It's very easy to gather a lot of performance data for an application. To help cope with this data, you can generate a summary that highlights key areas where you might choose to start your investigation.
For example, a histogram can be rendered to show your .NET application is using garbage collection. A suspicious pattern in this histogram would lead you to the Allocations view shown in Figure 20. This view shows all of the .NET types that were allocated by your application, and the functions that did the allocation. This view allows you to quickly spot any objects that might be causing problematic garbage collection patterns.
Figure 20. Allocations view
Once we have fixed any possible performance issues or entered work items for them in Team Foundation Server, we're ready to check-in our work. We can associate our check-in with the work items that started us off.
These work items will be automatically resolved and the project managers at AdventureWorks who created them can easily see the progress we've made in their Excel spreadsheets or Project plans. Figure 21 shows all of our initial work items completed.
Figure 21. Initial work items completed
Visual Studio Team Edition for Software Developers takes the best of Visual Studio 2005 (programming languages, debuggers, libraries, etc.), and extends it with features targeted toward developers working on a team. The goal of Visual Studio Team Edition for Software Developers, and Team System as a whole, is to take the vision of productivity that created Visual Studio in the first place and extend it to the enterprise. We found that the challenge to realizing this vision is not just in how developers, testers, project managers, and architects worked on their own, but it is also in how they work together. Every aspect of Visual Studio Team System 2005 was carefully designed and scrutinized to ensure that they work together seamlessly. From this crucible comes a product, like its distant cousin, Visual Basic 1.0, that will usher in a new standard of developer productivity.
About the author

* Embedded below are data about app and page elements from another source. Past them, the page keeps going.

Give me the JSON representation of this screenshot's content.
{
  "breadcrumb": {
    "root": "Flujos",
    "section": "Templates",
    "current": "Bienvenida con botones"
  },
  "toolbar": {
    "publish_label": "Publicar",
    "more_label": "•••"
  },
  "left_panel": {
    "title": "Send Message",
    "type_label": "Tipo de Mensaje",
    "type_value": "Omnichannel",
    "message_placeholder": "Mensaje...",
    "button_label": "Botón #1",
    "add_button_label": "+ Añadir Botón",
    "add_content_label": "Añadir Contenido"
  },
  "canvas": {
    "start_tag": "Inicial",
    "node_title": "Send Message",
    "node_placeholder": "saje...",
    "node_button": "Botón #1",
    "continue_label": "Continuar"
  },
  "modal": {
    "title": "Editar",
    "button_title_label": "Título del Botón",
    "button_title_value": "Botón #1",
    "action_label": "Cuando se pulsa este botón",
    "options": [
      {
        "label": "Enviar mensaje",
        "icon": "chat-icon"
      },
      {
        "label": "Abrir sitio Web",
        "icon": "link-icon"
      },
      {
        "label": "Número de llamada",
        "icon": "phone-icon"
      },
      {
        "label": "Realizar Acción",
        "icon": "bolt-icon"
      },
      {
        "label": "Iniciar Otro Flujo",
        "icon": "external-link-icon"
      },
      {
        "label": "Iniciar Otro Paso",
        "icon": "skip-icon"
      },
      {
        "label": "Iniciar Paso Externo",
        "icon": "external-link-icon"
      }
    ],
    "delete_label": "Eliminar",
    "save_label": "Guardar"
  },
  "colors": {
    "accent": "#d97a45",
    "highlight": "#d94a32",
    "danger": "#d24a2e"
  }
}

Eric Lee graduated from the University of Windsor Ontario in 1998 and joined Microsoft shortly afterwards. He has spent his career at Microsoft as a tester, developer, and now product manager for the Developer Tools division. Eric previously held positions on the Windows Server 2003 team, where he contributed to Enterprise UDDI Services.